About this exercise -
All of the records listed below should be retyped exactly.

Items from a data source -

● ● ●

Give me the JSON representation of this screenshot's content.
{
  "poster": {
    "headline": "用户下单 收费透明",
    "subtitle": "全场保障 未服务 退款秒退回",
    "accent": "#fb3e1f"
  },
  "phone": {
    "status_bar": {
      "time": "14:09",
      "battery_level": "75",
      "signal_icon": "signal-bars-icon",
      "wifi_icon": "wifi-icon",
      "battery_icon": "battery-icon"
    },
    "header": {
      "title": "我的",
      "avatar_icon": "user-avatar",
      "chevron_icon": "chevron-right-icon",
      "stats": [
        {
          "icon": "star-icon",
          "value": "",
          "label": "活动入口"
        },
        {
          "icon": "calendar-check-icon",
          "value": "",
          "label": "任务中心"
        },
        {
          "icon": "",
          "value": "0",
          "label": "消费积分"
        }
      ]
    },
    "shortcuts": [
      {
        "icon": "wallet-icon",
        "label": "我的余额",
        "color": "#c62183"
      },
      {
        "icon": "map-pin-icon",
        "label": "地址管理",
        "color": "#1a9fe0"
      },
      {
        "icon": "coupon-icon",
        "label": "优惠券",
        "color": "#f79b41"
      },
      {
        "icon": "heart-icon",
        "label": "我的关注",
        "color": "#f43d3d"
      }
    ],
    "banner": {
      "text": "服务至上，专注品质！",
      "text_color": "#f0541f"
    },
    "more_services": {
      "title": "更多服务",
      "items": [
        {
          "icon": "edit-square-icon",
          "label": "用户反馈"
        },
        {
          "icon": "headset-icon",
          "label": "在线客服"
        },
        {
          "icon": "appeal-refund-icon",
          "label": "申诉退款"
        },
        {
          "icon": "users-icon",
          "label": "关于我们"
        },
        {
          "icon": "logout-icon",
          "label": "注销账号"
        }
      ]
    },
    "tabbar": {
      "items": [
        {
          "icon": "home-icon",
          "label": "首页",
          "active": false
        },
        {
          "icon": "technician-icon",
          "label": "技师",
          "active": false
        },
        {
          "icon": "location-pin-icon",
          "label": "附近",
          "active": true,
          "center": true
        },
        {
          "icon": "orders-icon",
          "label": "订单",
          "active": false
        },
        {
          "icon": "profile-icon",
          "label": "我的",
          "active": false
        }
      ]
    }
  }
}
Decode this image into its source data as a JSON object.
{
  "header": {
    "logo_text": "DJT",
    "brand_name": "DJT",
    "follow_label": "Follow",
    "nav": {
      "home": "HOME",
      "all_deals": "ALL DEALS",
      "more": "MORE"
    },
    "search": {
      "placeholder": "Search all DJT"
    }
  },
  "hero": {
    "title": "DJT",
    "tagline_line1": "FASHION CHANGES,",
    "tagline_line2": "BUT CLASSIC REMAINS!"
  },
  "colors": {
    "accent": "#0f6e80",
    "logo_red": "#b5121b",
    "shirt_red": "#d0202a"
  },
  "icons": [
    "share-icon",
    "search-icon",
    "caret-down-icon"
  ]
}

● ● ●

Reply -
Give me the JSON representation of this screenshot's content.
{
  "poster": {
    "headline": "用户下单 收费透明",
    "subtitle": "全场保障 未服务 退款秒退回",
    "accent": "#fb3e1f"
  },
  "phone": {
    "status_bar": {
      "time": "14:09",
      "battery_level": "75",
      "signal_icon": "signal-bars-icon",
      "wifi_icon": "wifi-icon",
      "battery_icon": "battery-icon"
    },
    "header": {
      "title": "我的",
      "avatar_icon": "user-avatar",
      "chevron_icon": "chevron-right-icon",
      "stats": [
        {
          "icon": "star-icon",
          "value": "",
          "label": "活动入口"
        },
        {
          "icon": "calendar-check-icon",
          "value": "",
          "label": "任务中心"
        },
        {
          "icon": "",
          "value": "0",
          "label": "消费积分"
        }
      ]
    },
    "shortcuts": [
      {
        "icon": "wallet-icon",
        "label": "我的余额",
        "color": "#c62183"
      },
      {
        "icon": "map-pin-icon",
        "label": "地址管理",
        "color": "#1a9fe0"
      },
      {
        "icon": "coupon-icon",
        "label": "优惠券",
        "color": "#f79b41"
      },
      {
        "icon": "heart-icon",
        "label": "我的关注",
        "color": "#f43d3d"
      }
    ],
    "banner": {
      "text": "服务至上，专注品质！",
      "text_color": "#f0541f"
    },
    "more_services": {
      "title": "更多服务",
      "items": [
        {
          "icon": "edit-square-icon",
          "label": "用户反馈"
        },
        {
          "icon": "headset-icon",
          "label": "在线客服"
        },
        {
          "icon": "appeal-refund-icon",
          "label": "申诉退款"
        },
        {
          "icon": "users-icon",
          "label": "关于我们"
        },
        {
          "icon": "logout-icon",
          "label": "注销账号"
        }
      ]
    },
    "tabbar": {
      "items": [
        {
          "icon": "home-icon",
          "label": "首页",
          "active": false
        },
        {
          "icon": "technician-icon",
          "label": "技师",
          "active": false
        },
        {
          "icon": "location-pin-icon",
          "label": "附近",
          "active": true,
          "center": true
        },
        {
          "icon": "orders-icon",
          "label": "订单",
          "active": false
        },
        {
          "icon": "profile-icon",
          "label": "我的",
          "active": false
        }
      ]
    }
  }
}
Decode this image into its source data as a JSON object.
{
  "header": {
    "logo_text": "DJT",
    "brand_name": "DJT",
    "follow_label": "Follow",
    "nav": {
      "home": "HOME",
      "all_deals": "ALL DEALS",
      "more": "MORE"
    },
    "search": {
      "placeholder": "Search all DJT"
    }
  },
  "hero": {
    "title": "DJT",
    "tagline_line1": "FASHION CHANGES,",
    "tagline_line2": "BUT CLASSIC REMAINS!"
  },
  "colors": {
    "accent": "#0f6e80",
    "logo_red": "#b5121b",
    "shirt_red": "#d0202a"
  },
  "icons": [
    "share-icon",
    "search-icon",
    "caret-down-icon"
  ]
}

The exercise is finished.